Bad Party practice!

Bob Smith - For a Permanent Party Polemic Committee

IT WAS a funny old day at the CPGB monthly aggregate at the weekend. Lots of procedural wrangling, a few lost tempers and a good deal of political work postponed until next month. What was at the root of it? Well, to take a rather charitable view, the Provisional Central Committee had been rather tardy in getting out the key documentation and in some cases had prepared no documentation. This got right up the nose of the Open Polemic representative members. But from OP’s point of view ‘tardiness’ is not a sufficient explanation. For us the conduct of the party aggregate was a clear manifestation of what we describe as leader centralism. This is not to suggest that there was a conscious attempt to circumvent democracy. Leader centralism is not a conspiracy. What it boils down to is bad political practice within a revolutionary party.

OP argues that if the membership is to make informed decisions on matters facing the party it must have all the relevant information, and in sufficient time, for it to be discussed in its cells and branches and, if need be, in other party forums. ‘Let there be light - let the party members know everything,’ to paraphrase VI Lenin. Instead we were presented with documentation at the last minute and, worse still, a major item presented orally with no documentation at all. “Chasing shadows,” as one comrade put it. The end result: serious politics becomes the preserve of the central committee and the party aggregate becomes a glorified rubber stamp. Consequently party cadre are not developed to their full and the division of consciousness in the party expands rather than diminishes. Enough said.

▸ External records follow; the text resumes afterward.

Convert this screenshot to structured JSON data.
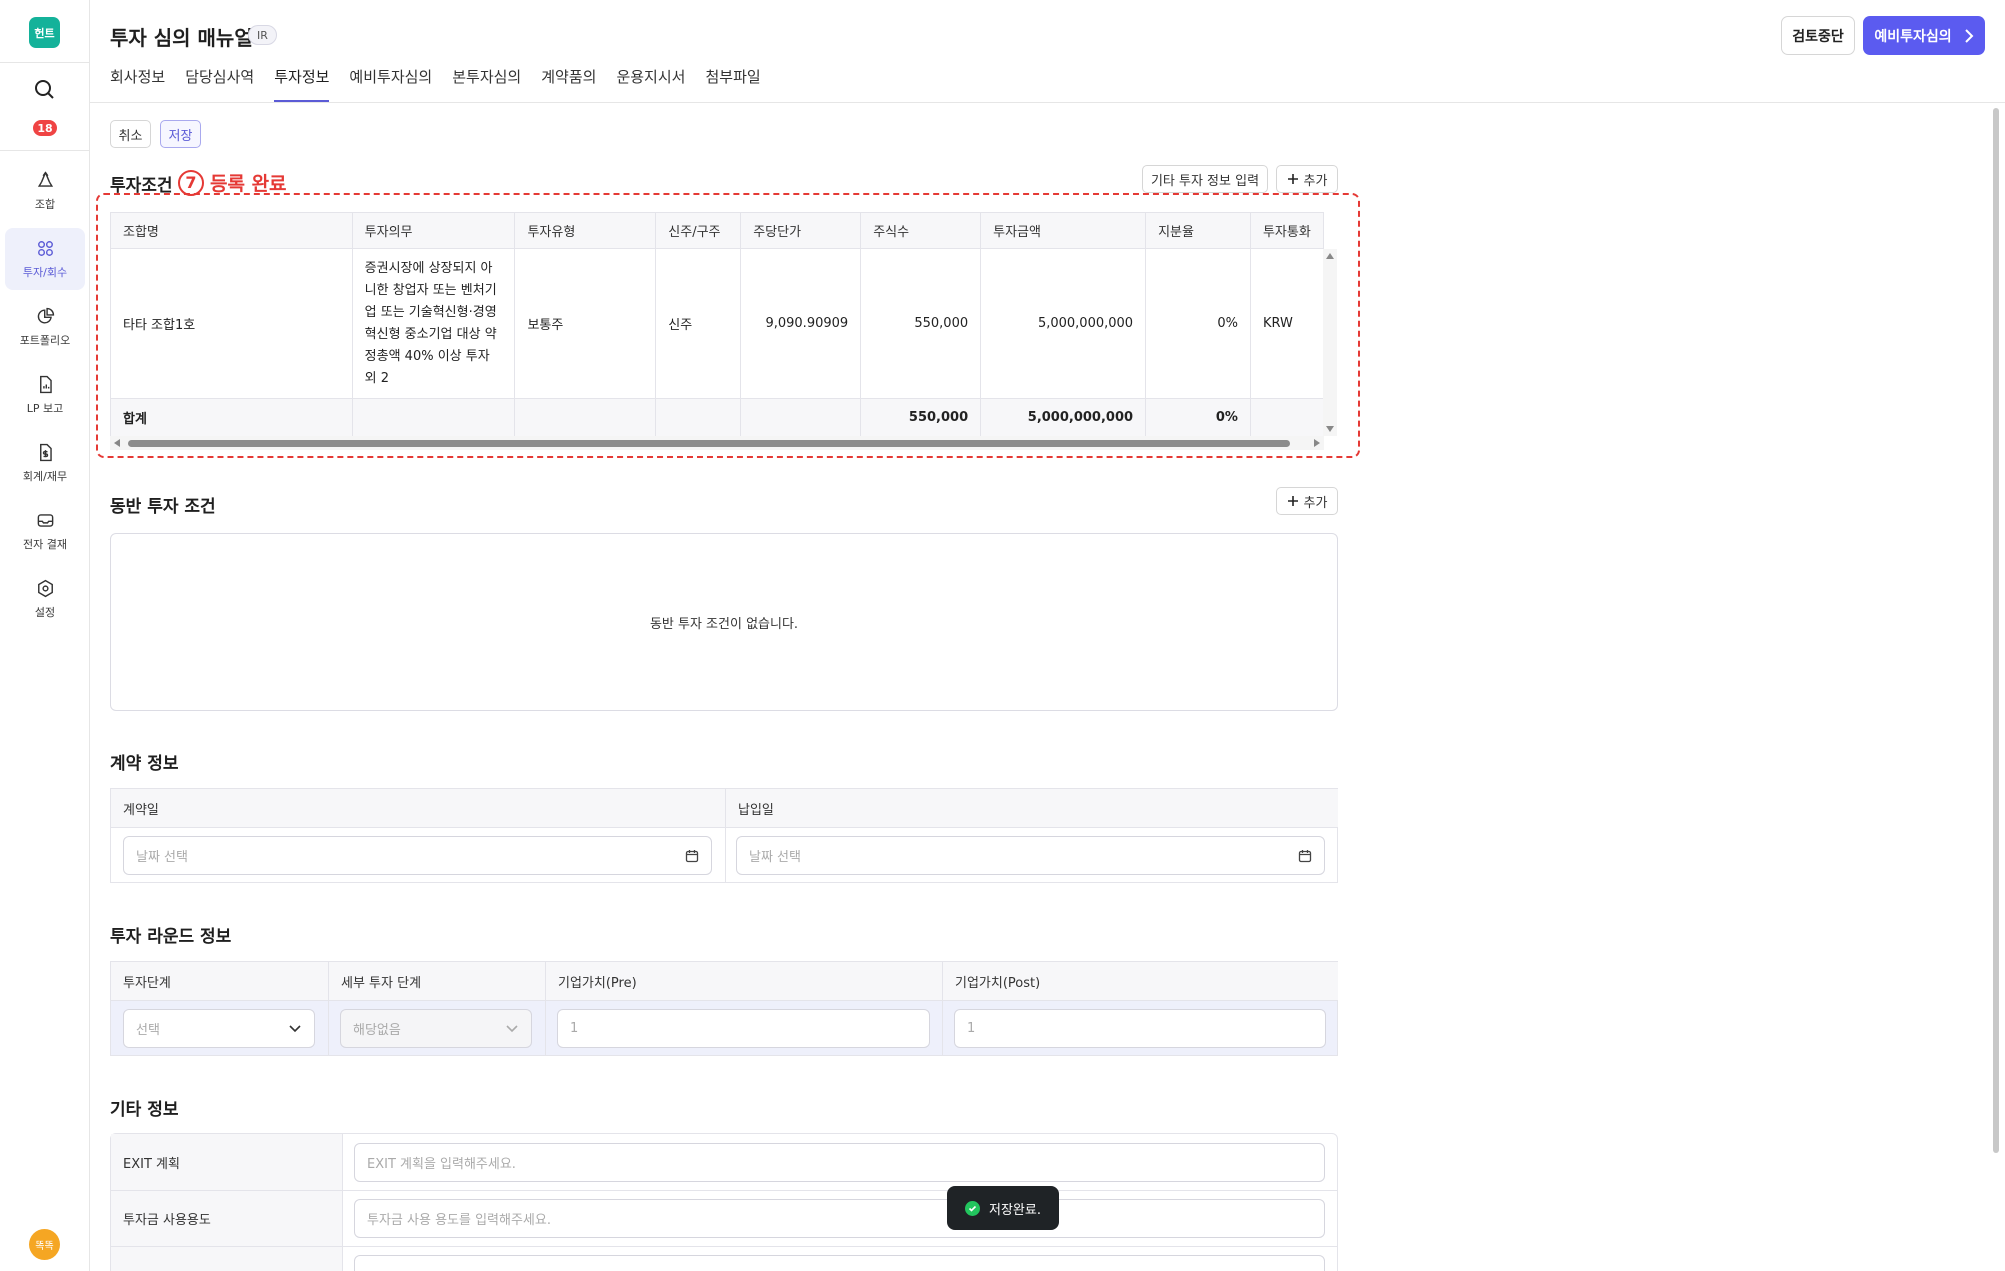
{
  "app": {
    "logo_text": "헌트",
    "notification_count": "18",
    "user_avatar": "똑똑"
  },
  "sidebar": {
    "items": [
      {
        "label": "조합",
        "icon": "recycle-icon"
      },
      {
        "label": "투자/회수",
        "icon": "investment-icon"
      },
      {
        "label": "포트폴리오",
        "icon": "pie-chart-icon"
      },
      {
        "label": "LP 보고",
        "icon": "report-icon"
      },
      {
        "label": "회계/재무",
        "icon": "accounting-icon"
      },
      {
        "label": "전자 결재",
        "icon": "inbox-icon"
      },
      {
        "label": "설정",
        "icon": "gear-icon"
      }
    ]
  },
  "header": {
    "title": "투자 심의 매뉴얼",
    "badge": "IR",
    "stop_review": "검토중단",
    "primary_action": "예비투자심의",
    "tabs": [
      "회사정보",
      "담당심사역",
      "투자정보",
      "예비투자심의",
      "본투자심의",
      "계약품의",
      "운용지시서",
      "첨부파일"
    ],
    "active_tab": "투자정보"
  },
  "toolbar": {
    "cancel": "취소",
    "save": "저장"
  },
  "investment_terms": {
    "title": "투자조건",
    "annotation_number": "7",
    "annotation_text": "등록 완료",
    "other_info_button": "기타 투자 정보 입력",
    "add_button": "추가",
    "columns": [
      "조합명",
      "투자의무",
      "투자유형",
      "신주/구주",
      "주당단가",
      "주식수",
      "투자금액",
      "지분율",
      "투자통화"
    ],
    "rows": [
      {
        "fund": "타타 조합1호",
        "duty": "증권시장에 상장되지 아니한 창업자 또는 벤처기업 또는 기술혁신형·경영혁신형 중소기업 대상 약정총액 40% 이상 투자 외 2",
        "type": "보통주",
        "issue": "신주",
        "price": "9,090.90909",
        "shares": "550,000",
        "amount": "5,000,000,000",
        "ratio": "0%",
        "currency": "KRW"
      }
    ],
    "total": {
      "label": "합계",
      "shares": "550,000",
      "amount": "5,000,000,000",
      "ratio": "0%"
    }
  },
  "co_investment": {
    "title": "동반 투자 조건",
    "add_button": "추가",
    "empty_message": "동반 투자 조건이 없습니다."
  },
  "contract_info": {
    "title": "계약 정보",
    "contract_date_label": "계약일",
    "payment_date_label": "납입일",
    "date_placeholder": "날짜 선택"
  },
  "round_info": {
    "title": "투자 라운드 정보",
    "stage_label": "투자단계",
    "sub_stage_label": "세부 투자 단계",
    "pre_label": "기업가치(Pre)",
    "post_label": "기업가치(Post)",
    "stage_value": "선택",
    "sub_stage_value": "해당없음",
    "pre_value": "1",
    "post_value": "1"
  },
  "other_info": {
    "title": "기타 정보",
    "exit_label": "EXIT 계획",
    "exit_placeholder": "EXIT 계획을 입력해주세요.",
    "usage_label": "투자금 사용용도",
    "usage_placeholder": "투자금 사용 용도를 입력해주세요."
  },
  "toast": {
    "message": "저장완료."
  },
  "colors": {
    "brand": "#14b29a",
    "primary": "#5b5bf0",
    "annotation": "#e53935",
    "badge": "#ef4444"
  }
}
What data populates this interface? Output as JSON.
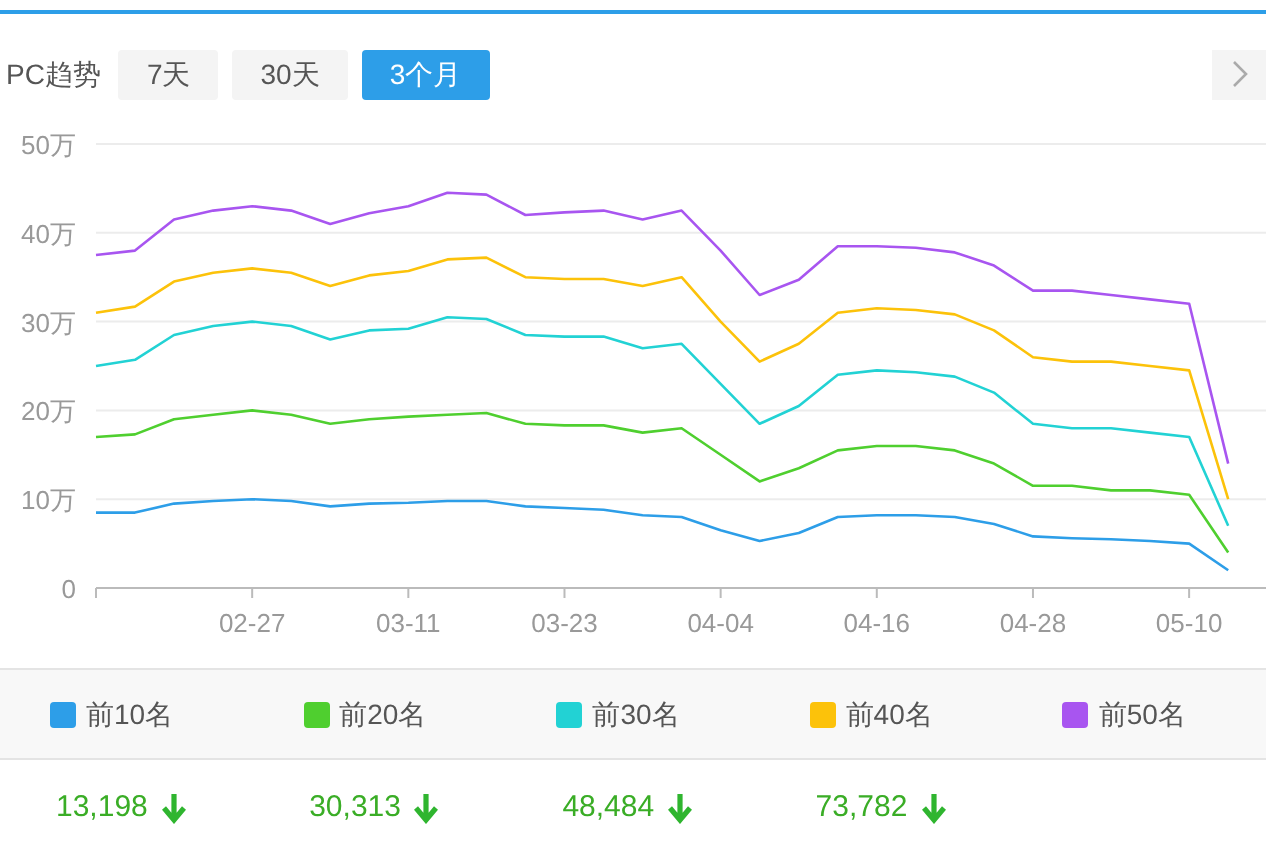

Then there was question of names. The OP faction specifically calls itself the ‘Provisional Polemic Committee’ in order to reinforce its argument that democratic centralism in a revolutionary party would be enhanced by partially separating the democratic and centralist functions in the party. The details of that argument have been outlined elsewhere. What is interesting here is that one member of the PCC objected to our factional name, arguing that we are not an elected committee of the organisation. Precisely. That is why we chose that particular title - in order to counterpose what is with what we believe should be. So for the benefit of all Weekly Worker readers - the Provisional Polemic Committee is the factional name of the OP group in the CPGB. We are not elected by anyone and we have no official status. At the appropriate time we will put a resolution to a refounding Congress of the CPGB calling for a permanent polemic committee. Until that time we are a faction under the banner of the CPGB organisation - and nothing more. And to avoid any possible confusion in the interim we will henceforth sign all our documents ‘For a Permanent Party Polemic Committee’. Where there’s a will there’s a way!

And if we are going to be pedantic on questions of names, ‘Provisional CPGB’ would be a good deal more honest than prematurely calling ourselves the CPGB.

Finally, there was a confrontation over the rules. What a mess! The only existing rules pertain to the Fourth Congress of the CPGB in 1989 which in our opinion belongs to an earlier development. They are the centralist rules of the ‘Leninist’ faction of the old CPGB. Quite clearly they cannot be applied to the present situation of communist rapprochement under the banner of the PCC of the CPGB. This is recognised by Jack Conrad (PCC) who has advanced a draft set of rules as part of his draft programme. But what happens in the interim, what happens today and tomorrow? Conrad himself notes, “In the meantime we ourselves need a firm set of rules.” But the simple fact is we don’t have them.

What is clearly needed is an interim set of rules applicable for this embryonic period of communist rapprochement. A set of rules that sets out the rights of factions under the CPGB rapprochement initiative, the standing orders for party aggregates, and the rights and responsibilities for individual members. This is a matter of some urgency. The alternative is putting it all down to ‘trust in leaders’, which hardly inspires confidence, given the history of leader centralism in the communist movement this century.

Well, by way of concluding on a positive note, if the aggregate was somewhat fraught, the CPGB public meeting to celebrate the Great October Socialist Revolution was a fine affair - two good opening speeches on the Party question and plenty of sharp, but comradely open polemic from visiting delegates. This is the stuff of communist rapprochement.